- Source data
*** Begin section ***

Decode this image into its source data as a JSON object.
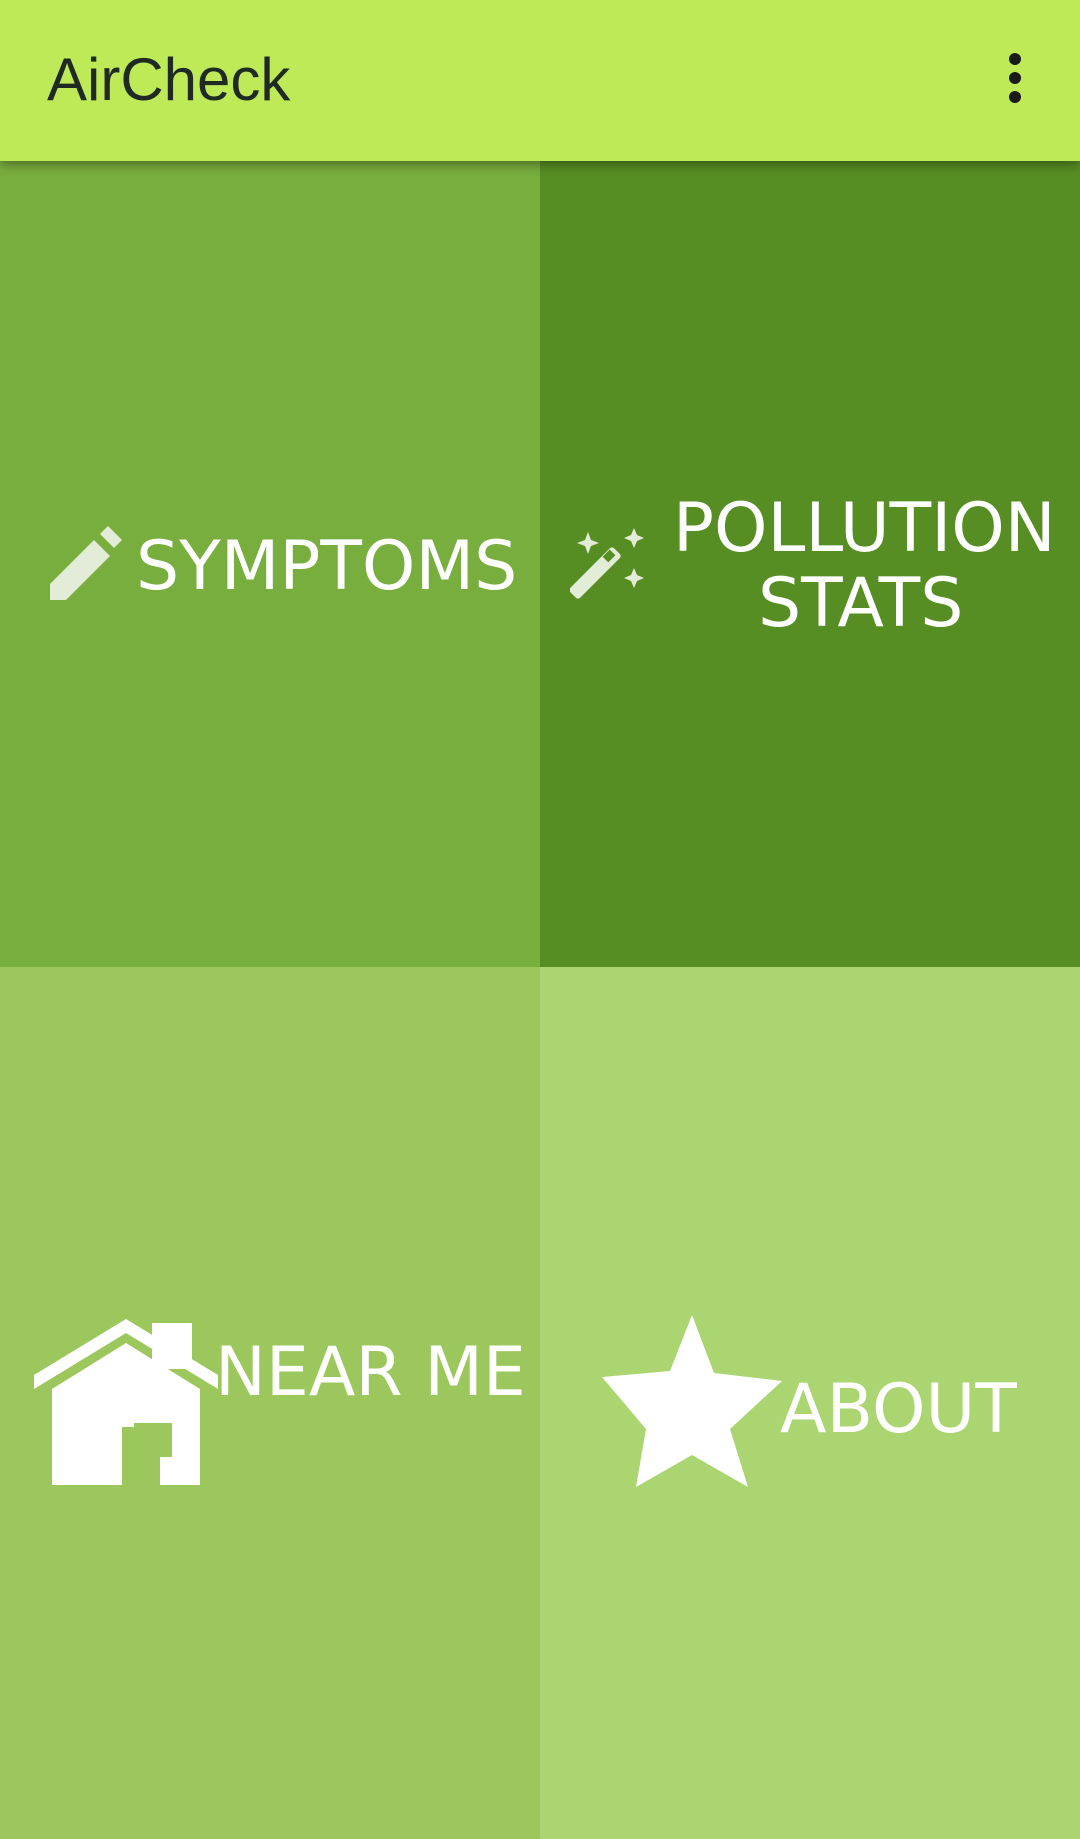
{
  "app_bar": {
    "title": "AirCheck",
    "menu_icon": "more-vert-icon",
    "background": "#bfea57"
  },
  "tiles": [
    {
      "label": "SYMPTOMS",
      "icon": "pencil-icon",
      "background": "#78ae3d"
    },
    {
      "label_line1": "POLLUTION",
      "label_line2": "STATS",
      "icon": "magic-wand-icon",
      "background": "#578e23"
    },
    {
      "label": "NEAR ME",
      "icon": "home-icon",
      "background": "#9bc75c"
    },
    {
      "label": "ABOUT",
      "icon": "star-icon",
      "background": "#aad571"
    }
  ]
}
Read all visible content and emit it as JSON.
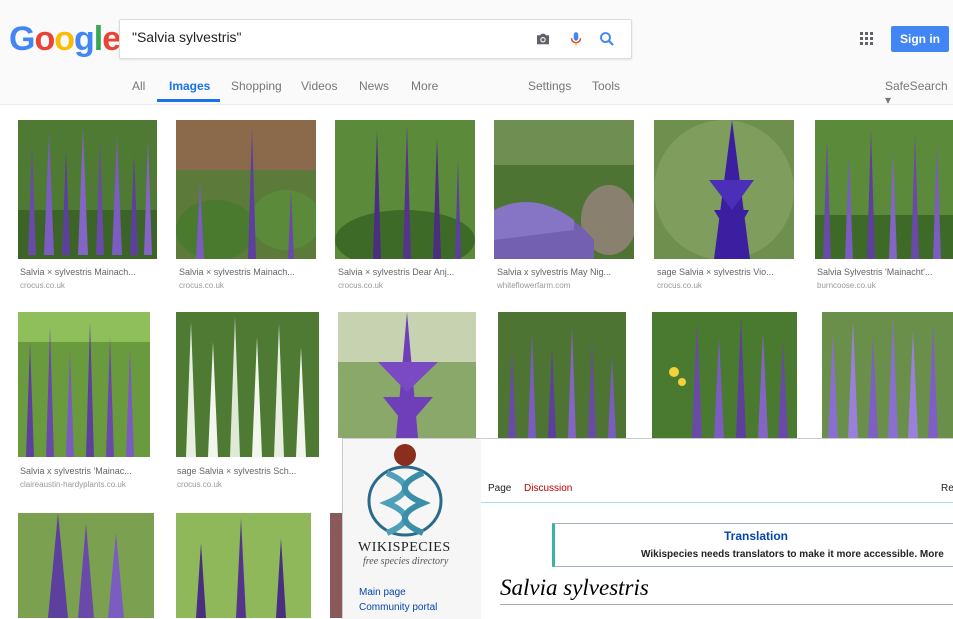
{
  "header": {
    "logo": {
      "letters": [
        "G",
        "o",
        "o",
        "g",
        "l",
        "e"
      ],
      "colors": [
        "#4285f4",
        "#ea4335",
        "#fbbc05",
        "#4285f4",
        "#34a853",
        "#ea4335"
      ]
    },
    "search": {
      "value": "\"Salvia sylvestris\""
    },
    "icons": [
      "camera-icon",
      "microphone-icon",
      "search-icon",
      "apps-icon"
    ],
    "signin_label": "Sign in",
    "accent": "#4285f4"
  },
  "tabs": {
    "all": "All",
    "images": "Images",
    "shopping": "Shopping",
    "videos": "Videos",
    "news": "News",
    "more": "More",
    "settings": "Settings",
    "tools": "Tools",
    "safesearch": "SafeSearch ▾"
  },
  "results": [
    {
      "caption": "Salvia × sylvestris Mainach...",
      "source": "crocus.co.uk"
    },
    {
      "caption": "Salvia × sylvestris Mainach...",
      "source": "crocus.co.uk"
    },
    {
      "caption": "Salvia × sylvestris Dear Anj...",
      "source": "crocus.co.uk"
    },
    {
      "caption": "Salvia x sylvestris May Nig...",
      "source": "whiteflowerfarm.com"
    },
    {
      "caption": "sage Salvia × sylvestris Vio...",
      "source": "crocus.co.uk"
    },
    {
      "caption": "Salvia Sylvestris 'Mainacht'...",
      "source": "burncoose.co.uk"
    },
    {
      "caption": "Salvia x sylvestris 'Mainac...",
      "source": "claireaustin-hardyplants.co.uk"
    },
    {
      "caption": "sage Salvia × sylvestris Sch...",
      "source": "crocus.co.uk"
    }
  ],
  "wikispecies": {
    "logo_title": "WIKISPECIES",
    "logo_subtitle": "free species directory",
    "sidebar_links": [
      "Main page",
      "Community portal"
    ],
    "tabs": {
      "page": "Page",
      "discussion": "Discussion",
      "read_partial": "Re"
    },
    "translation_title": "Translation",
    "translation_text": "Wikispecies needs translators to make it more accessible. More",
    "heading": "Salvia sylvestris"
  }
}
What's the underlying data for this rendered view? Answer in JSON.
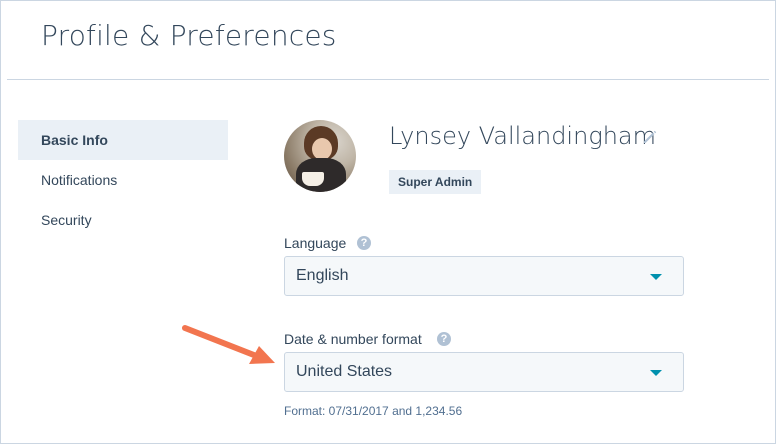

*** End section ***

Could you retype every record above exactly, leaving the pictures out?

Decode this image into its source data as a JSON object.
{
  "app_bar": {
    "title": "AirCheck",
    "menu_icon": "more-vert-icon",
    "background": "#bfea57"
  },
  "tiles": [
    {
      "label": "SYMPTOMS",
      "icon": "pencil-icon",
      "background": "#78ae3d"
    },
    {
      "label_line1": "POLLUTION",
      "label_line2": "STATS",
      "icon": "magic-wand-icon",
      "background": "#578e23"
    },
    {
      "label": "NEAR ME",
      "icon": "home-icon",
      "background": "#9bc75c"
    },
    {
      "label": "ABOUT",
      "icon": "star-icon",
      "background": "#aad571"
    }
  ]
}
Read all visible content and emit it as JSON.
{
  "header": {
    "logo": {
      "letters": [
        "G",
        "o",
        "o",
        "g",
        "l",
        "e"
      ],
      "colors": [
        "#4285f4",
        "#ea4335",
        "#fbbc05",
        "#4285f4",
        "#34a853",
        "#ea4335"
      ]
    },
    "search": {
      "value": "\"Salvia sylvestris\""
    },
    "icons": [
      "camera-icon",
      "microphone-icon",
      "search-icon",
      "apps-icon"
    ],
    "signin_label": "Sign in",
    "accent": "#4285f4"
  },
  "tabs": {
    "all": "All",
    "images": "Images",
    "shopping": "Shopping",
    "videos": "Videos",
    "news": "News",
    "more": "More",
    "settings": "Settings",
    "tools": "Tools",
    "safesearch": "SafeSearch ▾"
  },
  "results": [
    {
      "caption": "Salvia × sylvestris Mainach...",
      "source": "crocus.co.uk"
    },
    {
      "caption": "Salvia × sylvestris Mainach...",
      "source": "crocus.co.uk"
    },
    {
      "caption": "Salvia × sylvestris Dear Anj...",
      "source": "crocus.co.uk"
    },
    {
      "caption": "Salvia x sylvestris May Nig...",
      "source": "whiteflowerfarm.com"
    },
    {
      "caption": "sage Salvia × sylvestris Vio...",
      "source": "crocus.co.uk"
    },
    {
      "caption": "Salvia Sylvestris 'Mainacht'...",
      "source": "burncoose.co.uk"
    },
    {
      "caption": "Salvia x sylvestris 'Mainac...",
      "source": "claireaustin-hardyplants.co.uk"
    },
    {
      "caption": "sage Salvia × sylvestris Sch...",
      "source": "crocus.co.uk"
    }
  ],
  "wikispecies": {
    "logo_title": "WIKISPECIES",
    "logo_subtitle": "free species directory",
    "sidebar_links": [
      "Main page",
      "Community portal"
    ],
    "tabs": {
      "page": "Page",
      "discussion": "Discussion",
      "read_partial": "Re"
    },
    "translation_title": "Translation",
    "translation_text": "Wikispecies needs translators to make it more accessible. More",
    "heading": "Salvia sylvestris"
  }
}
What's the underlying data for this rendered view? Answer in JSON.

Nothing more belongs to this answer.